Close Up

8 - 20 January 2017: The Long Goodbye


The Long Goodbye

Robert Altman
1973 | 112 min | Colour | 35mm

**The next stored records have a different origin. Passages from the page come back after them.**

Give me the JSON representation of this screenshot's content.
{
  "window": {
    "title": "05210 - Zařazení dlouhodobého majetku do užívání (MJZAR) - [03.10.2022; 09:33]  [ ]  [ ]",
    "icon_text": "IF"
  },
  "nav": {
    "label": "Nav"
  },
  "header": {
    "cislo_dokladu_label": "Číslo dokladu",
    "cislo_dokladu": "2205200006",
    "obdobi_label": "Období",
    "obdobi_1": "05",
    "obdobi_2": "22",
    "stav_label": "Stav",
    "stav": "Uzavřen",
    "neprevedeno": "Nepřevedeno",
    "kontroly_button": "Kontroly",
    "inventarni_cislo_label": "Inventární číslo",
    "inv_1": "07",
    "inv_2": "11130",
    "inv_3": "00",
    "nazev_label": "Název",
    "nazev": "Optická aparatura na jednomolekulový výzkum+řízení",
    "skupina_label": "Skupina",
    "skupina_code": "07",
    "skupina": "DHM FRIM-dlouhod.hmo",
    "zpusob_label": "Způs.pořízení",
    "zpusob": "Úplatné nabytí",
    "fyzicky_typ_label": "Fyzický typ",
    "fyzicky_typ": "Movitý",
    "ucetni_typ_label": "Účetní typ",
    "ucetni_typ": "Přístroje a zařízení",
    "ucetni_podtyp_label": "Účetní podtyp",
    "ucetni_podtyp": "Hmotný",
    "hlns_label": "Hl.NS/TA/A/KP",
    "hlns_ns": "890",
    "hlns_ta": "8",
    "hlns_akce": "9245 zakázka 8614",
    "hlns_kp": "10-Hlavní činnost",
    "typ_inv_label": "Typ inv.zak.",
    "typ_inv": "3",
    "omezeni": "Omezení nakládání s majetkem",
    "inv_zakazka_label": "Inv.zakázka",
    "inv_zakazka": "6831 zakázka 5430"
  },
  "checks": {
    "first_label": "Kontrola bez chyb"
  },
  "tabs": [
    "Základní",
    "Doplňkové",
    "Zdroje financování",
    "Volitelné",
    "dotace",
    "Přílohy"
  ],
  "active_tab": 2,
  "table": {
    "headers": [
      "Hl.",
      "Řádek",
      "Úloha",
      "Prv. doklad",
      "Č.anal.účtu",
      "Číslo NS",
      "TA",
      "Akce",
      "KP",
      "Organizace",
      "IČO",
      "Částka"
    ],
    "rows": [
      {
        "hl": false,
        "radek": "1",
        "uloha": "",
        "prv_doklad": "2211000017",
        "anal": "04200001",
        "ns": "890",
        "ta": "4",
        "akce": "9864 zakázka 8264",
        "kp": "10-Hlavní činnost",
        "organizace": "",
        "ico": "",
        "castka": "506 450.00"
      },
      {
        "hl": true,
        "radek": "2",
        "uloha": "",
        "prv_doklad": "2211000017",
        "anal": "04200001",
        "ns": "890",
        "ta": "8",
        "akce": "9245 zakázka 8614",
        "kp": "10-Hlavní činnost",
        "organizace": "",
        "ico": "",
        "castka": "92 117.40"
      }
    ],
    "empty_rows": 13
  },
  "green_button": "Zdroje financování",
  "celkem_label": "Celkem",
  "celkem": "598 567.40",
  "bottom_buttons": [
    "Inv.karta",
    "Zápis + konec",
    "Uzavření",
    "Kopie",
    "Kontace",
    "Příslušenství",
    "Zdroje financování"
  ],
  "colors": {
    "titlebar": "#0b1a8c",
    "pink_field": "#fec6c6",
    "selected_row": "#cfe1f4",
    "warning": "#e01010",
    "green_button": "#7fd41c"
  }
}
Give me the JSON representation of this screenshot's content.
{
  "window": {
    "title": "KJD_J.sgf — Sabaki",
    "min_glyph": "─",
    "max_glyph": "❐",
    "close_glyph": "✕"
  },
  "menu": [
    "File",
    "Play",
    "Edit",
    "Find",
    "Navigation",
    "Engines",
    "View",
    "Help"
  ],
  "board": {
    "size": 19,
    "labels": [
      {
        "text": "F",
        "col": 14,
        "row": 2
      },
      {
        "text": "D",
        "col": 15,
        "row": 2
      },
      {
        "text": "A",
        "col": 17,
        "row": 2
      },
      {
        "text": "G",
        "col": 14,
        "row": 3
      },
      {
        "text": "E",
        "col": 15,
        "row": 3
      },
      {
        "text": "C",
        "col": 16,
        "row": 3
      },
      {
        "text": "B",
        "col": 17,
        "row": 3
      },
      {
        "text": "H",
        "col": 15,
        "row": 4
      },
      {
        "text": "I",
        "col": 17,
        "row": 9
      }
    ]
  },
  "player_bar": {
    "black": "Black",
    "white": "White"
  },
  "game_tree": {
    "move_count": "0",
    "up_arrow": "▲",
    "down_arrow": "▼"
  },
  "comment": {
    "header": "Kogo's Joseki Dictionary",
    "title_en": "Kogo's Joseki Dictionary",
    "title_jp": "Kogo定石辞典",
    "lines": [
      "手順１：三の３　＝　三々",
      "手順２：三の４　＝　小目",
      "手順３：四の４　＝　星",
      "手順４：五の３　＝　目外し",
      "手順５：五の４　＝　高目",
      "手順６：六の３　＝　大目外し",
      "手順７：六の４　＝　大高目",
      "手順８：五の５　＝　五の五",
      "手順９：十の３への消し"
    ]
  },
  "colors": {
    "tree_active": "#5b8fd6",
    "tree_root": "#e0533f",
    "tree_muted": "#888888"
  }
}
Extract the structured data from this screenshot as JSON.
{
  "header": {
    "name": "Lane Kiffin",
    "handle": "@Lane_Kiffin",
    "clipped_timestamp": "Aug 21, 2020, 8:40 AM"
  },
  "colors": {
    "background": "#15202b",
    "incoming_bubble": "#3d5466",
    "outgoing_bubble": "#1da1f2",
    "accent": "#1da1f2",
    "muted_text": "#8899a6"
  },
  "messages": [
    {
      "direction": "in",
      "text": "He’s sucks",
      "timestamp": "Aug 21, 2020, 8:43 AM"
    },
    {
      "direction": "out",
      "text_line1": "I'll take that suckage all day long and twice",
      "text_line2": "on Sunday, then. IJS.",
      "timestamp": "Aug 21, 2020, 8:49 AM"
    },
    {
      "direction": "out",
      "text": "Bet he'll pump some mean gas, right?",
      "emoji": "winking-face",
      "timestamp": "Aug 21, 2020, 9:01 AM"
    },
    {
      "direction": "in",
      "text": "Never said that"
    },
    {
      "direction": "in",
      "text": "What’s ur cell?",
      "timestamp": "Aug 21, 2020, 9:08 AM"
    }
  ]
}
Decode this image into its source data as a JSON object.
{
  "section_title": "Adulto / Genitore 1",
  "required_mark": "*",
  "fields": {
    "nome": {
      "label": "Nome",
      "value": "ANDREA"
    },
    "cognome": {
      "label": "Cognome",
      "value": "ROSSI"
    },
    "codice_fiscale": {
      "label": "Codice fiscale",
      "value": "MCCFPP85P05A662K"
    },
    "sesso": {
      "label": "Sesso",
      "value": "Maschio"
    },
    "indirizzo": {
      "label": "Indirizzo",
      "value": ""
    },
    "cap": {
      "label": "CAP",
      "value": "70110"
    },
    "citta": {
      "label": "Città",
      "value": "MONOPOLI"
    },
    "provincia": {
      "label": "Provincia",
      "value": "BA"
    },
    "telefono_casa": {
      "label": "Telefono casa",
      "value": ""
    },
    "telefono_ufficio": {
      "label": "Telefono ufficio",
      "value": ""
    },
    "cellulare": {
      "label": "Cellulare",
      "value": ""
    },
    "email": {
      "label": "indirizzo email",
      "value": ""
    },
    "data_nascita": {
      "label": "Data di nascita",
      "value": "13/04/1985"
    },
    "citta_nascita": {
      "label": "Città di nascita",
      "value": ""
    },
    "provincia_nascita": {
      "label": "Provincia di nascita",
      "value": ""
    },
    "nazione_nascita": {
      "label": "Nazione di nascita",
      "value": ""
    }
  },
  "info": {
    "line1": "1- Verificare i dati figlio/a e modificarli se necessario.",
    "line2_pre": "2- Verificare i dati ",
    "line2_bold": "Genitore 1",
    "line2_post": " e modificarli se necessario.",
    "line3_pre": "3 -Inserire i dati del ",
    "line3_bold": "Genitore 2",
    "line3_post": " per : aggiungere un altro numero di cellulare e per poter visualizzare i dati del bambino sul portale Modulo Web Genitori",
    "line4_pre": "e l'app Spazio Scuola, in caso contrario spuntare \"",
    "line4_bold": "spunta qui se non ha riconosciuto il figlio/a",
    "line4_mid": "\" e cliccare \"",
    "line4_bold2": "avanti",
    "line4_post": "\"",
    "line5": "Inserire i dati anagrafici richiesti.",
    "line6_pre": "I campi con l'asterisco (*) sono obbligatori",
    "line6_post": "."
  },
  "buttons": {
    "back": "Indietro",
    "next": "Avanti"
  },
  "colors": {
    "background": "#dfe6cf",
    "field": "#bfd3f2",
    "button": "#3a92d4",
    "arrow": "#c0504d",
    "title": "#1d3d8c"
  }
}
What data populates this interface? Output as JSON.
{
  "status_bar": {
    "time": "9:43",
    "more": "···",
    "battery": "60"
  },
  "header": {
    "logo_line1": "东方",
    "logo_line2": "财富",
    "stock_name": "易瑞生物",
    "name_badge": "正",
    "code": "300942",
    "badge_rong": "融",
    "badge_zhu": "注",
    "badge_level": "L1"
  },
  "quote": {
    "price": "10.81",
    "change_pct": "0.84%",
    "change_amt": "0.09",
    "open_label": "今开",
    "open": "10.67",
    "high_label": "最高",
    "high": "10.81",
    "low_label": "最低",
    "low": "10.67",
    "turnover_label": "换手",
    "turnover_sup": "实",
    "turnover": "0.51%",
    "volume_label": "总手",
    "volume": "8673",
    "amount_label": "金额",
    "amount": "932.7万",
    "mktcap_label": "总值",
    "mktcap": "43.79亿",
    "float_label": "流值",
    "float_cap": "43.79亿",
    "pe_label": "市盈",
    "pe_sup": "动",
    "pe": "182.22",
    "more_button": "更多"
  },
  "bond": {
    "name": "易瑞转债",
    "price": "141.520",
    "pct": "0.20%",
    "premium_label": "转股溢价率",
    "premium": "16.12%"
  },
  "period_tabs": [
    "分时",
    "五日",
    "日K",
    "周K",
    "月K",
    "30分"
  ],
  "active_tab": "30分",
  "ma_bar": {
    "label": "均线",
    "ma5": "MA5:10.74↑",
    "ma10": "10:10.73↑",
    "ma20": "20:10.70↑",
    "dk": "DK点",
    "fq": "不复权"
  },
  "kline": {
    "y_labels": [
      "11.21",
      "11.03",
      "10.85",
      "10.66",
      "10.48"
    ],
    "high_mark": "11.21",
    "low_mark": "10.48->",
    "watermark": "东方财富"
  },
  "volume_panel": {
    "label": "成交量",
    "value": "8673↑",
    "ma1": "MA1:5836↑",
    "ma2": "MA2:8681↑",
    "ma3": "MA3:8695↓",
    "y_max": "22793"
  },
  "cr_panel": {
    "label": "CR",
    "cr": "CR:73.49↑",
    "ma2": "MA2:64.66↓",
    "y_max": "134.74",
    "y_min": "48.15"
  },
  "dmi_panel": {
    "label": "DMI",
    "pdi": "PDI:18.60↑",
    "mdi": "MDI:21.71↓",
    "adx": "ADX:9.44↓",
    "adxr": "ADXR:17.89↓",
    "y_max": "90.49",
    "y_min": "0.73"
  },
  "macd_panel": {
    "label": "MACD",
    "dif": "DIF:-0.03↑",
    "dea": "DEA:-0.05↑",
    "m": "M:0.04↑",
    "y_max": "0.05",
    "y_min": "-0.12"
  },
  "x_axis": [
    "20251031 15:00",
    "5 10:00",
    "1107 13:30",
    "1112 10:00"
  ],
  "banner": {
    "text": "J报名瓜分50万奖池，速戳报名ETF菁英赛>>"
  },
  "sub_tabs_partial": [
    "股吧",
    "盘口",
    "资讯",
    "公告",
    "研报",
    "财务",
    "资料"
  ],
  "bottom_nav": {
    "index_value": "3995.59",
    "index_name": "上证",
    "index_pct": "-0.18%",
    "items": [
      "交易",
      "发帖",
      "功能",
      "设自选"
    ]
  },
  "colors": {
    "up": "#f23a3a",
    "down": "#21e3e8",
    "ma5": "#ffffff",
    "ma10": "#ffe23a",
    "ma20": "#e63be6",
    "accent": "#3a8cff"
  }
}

"Echoing as much of Raymond Chandler’s novel as it does the author’s life, The Long Goodbye is perhaps Altman’s funniest valentine to Hollywood. While securing screenwriter Leigh Brackett, who co-wrote The Big Sleep, which solidified Humphrey Bogart as Chandler’s hard-boiled 1940s detective, Altman made his Philip Marlowe a vulnerable, droll and mumbling Elliott Gould. From the blithely ingenious soundtrack to the casting of characters partially playing themselves, Altman wryly and improvisationally toys with the mythos of Hollywood as it intersects with the reality of Seventies Los Angeles. The film self-deprecatingly encapsulates the contradictions of the time by mixing the carefree and irreverent with uncomfortable confrontation and sudden violence. Sometimes off-frame or partly obstructed, the camera wanders as ambivalently as Marlowe does around a comic parade of deceptive characters and the elusive truth. The detective’s unpredictable path may encounter all of the essential elements of a classic noir; yet Altman’s translucent lens translates these into the disarming, detailed grain of a faded naturalism underscored by Marlowe’s irresolute refrain, "It’s okay with me."" – Harvard Film Archive

Part of our Robert Altman season